The Minolta and Vivitar compared
These two shots were taken on the same camera less than a minute apart.
Note the Minolta seems to be transmitting a bit more light, despite the similar f-number.
Mirror lenses are surprisingly good quality for the price. Their size and weight certainly make them more manageable than a refractive equivalent. In a lot of situations, their distinctive out-of-focus areas are not a serious issue. Capturing quick focus is not easy, but old-fashioned techniques like pre-focusing on a spot and waiting for a subject to hit that mark can provide good results.
Pre-focus works better for stuff like motorsports than it does for aircraft in flight. I find the tasks of locating an aircraft, focusing and holding the camera steady to be a challenge too far. This is where the AF Reflex comes in handy. Even with just one central focusing point, having the camera sort out focus allows me to give more attention to keeping the camera steady. This is more of an issue for prop driven aircraft where getting some degree of movement in the propeller blades requires a shutter speed in the 125-200 range than when shooting jets, when higher shutter speeds may be acceptable. The central AF point may seem to cramp creative composition, but that can be dealt with through judicious cropping of the image.
For a lot of applications a plain reflex lens on a ‘dumb’ adapter may well give a photographer what they need – these lenses are available for well under £200 and tend to fit any camera through use of a T-mount.
If you have A mount kit, or the ability to adapt it, the Minolta AF Reflex 500 is a quality lens. You also get EXIF info, although that will mainly be giving the information that the shot was taken at 500mm and f/8.0… The AF Reflex also gives you those neat little filter holders with the x4 ND filter. When trying to keep shutter speeds down for movement in tyre treads and airscrews the ND filter is surprisingly useful.

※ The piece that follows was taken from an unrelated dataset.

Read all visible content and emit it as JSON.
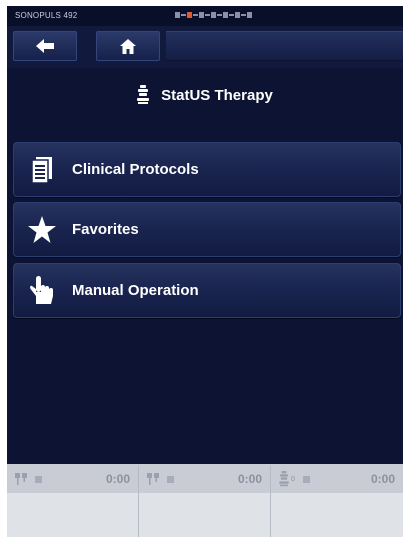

The Sony version of the AF Reflex is no longer available new. When it was, it went for about £350. With careful shopping it should be possible to pick up a decent used copy of the Sony or Minolta variants with both filters for around £220.